Top of Given records

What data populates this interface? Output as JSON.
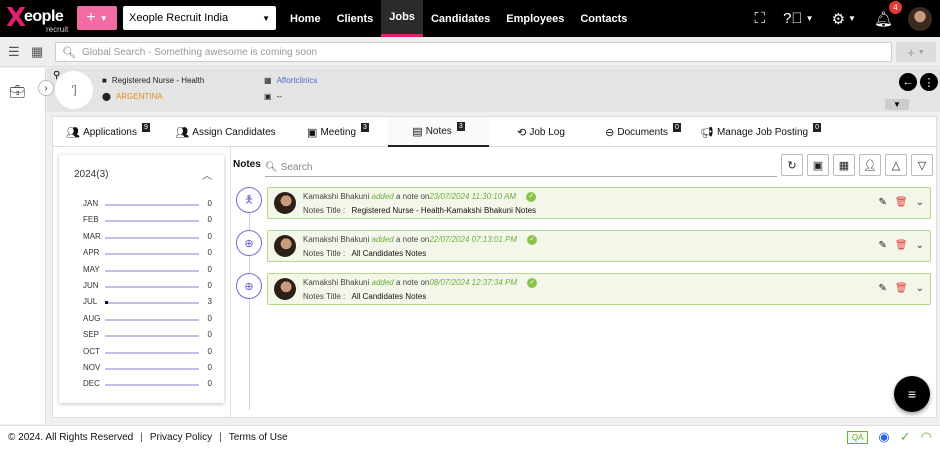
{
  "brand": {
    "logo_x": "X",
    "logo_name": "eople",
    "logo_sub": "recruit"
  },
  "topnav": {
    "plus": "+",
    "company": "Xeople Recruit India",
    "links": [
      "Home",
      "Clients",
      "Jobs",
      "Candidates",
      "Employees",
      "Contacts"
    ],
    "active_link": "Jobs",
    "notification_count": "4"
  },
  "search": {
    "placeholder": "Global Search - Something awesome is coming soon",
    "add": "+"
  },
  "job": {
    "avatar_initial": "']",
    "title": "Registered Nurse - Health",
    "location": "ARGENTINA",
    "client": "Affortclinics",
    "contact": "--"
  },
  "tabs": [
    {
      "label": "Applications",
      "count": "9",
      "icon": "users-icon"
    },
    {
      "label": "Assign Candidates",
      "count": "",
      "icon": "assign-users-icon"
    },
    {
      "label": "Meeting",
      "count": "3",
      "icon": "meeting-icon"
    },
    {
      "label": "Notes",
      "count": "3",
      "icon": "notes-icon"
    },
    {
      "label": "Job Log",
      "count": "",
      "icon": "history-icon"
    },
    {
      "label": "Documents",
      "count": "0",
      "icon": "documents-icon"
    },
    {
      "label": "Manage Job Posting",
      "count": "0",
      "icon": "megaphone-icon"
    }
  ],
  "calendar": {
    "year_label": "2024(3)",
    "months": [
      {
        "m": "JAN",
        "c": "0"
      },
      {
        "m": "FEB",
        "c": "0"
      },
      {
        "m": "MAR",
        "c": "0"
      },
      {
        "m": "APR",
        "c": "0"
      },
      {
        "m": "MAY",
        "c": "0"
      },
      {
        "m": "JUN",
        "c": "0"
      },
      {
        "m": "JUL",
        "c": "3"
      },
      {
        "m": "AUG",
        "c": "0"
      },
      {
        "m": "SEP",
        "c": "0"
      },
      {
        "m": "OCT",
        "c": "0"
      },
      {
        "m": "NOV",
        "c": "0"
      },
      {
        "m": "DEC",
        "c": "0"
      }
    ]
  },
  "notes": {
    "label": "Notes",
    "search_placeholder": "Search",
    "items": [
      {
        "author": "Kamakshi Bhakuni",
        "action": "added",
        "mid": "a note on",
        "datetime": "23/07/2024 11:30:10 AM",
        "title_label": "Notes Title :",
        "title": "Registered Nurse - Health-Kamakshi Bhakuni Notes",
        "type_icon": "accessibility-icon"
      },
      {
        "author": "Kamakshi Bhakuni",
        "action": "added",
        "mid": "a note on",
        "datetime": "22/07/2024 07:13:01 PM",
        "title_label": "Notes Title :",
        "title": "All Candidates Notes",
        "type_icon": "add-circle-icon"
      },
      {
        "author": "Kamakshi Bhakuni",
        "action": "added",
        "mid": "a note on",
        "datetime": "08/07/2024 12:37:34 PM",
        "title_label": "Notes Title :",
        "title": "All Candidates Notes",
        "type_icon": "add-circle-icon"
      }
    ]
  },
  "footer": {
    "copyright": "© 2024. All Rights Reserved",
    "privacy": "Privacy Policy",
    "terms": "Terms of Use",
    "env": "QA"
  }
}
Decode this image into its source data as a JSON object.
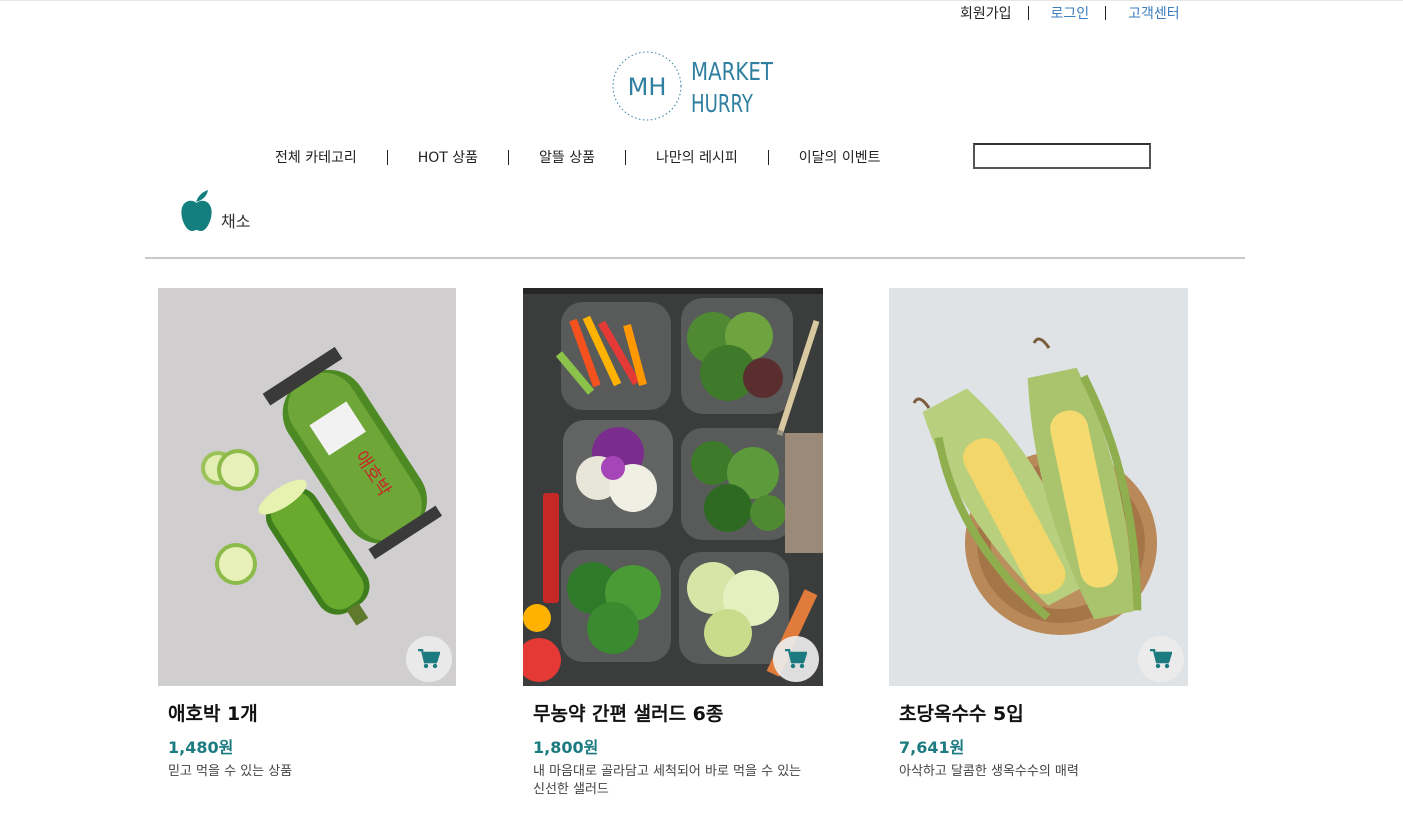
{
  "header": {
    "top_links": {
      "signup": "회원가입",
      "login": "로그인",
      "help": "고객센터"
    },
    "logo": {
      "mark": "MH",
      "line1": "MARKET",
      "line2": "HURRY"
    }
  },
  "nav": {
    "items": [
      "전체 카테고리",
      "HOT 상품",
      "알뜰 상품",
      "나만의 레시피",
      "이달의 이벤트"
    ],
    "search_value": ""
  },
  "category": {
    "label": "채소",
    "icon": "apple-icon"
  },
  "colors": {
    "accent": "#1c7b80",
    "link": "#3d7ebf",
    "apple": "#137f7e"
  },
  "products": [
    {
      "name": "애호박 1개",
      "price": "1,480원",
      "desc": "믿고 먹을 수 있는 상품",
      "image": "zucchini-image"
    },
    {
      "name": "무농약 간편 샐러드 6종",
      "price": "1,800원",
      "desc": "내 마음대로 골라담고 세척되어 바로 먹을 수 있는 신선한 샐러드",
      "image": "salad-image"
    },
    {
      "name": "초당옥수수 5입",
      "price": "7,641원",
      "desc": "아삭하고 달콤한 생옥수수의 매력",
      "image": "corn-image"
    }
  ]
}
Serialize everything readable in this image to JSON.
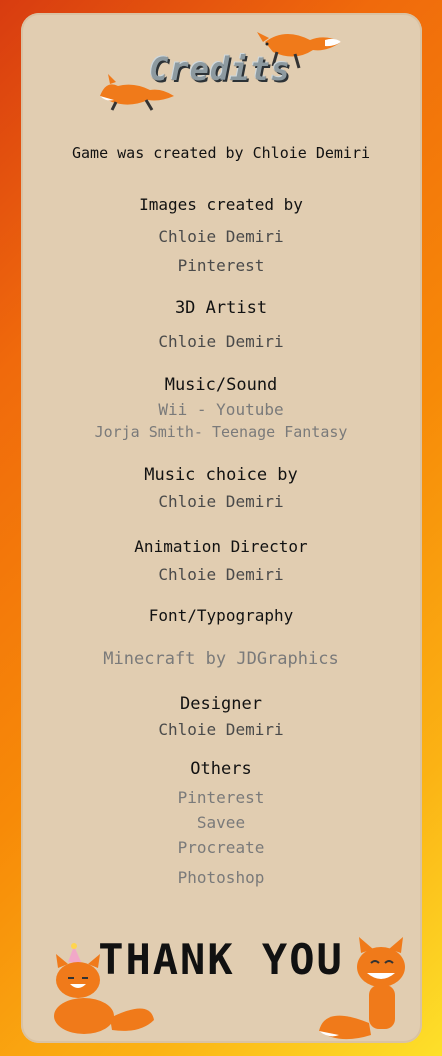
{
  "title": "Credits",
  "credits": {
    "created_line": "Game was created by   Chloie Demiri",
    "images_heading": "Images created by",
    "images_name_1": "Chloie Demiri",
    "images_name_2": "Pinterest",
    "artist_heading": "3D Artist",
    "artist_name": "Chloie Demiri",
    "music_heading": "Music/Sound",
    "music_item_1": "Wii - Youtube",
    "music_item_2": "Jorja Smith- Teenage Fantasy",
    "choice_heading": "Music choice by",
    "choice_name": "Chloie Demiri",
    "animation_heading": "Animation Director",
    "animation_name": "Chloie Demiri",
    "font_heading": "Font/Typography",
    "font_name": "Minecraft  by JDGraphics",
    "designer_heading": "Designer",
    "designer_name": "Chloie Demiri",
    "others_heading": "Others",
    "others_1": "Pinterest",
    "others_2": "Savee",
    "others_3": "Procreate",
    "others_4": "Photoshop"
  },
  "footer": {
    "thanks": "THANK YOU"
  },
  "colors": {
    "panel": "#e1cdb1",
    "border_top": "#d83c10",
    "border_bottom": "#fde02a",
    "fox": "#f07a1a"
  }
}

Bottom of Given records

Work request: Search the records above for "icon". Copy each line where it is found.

Result for this task:
      "icon": "users-icon"
      "icon": "assign-users-icon"
      "icon": "meeting-icon"
      "icon": "notes-icon"
      "icon": "history-icon"
      "icon": "documents-icon"
      "icon": "megaphone-icon"
        "type_icon": "accessibility-icon"
        "type_icon": "add-circle-icon"
        "type_icon": "add-circle-icon"
    "icon": "apple-icon"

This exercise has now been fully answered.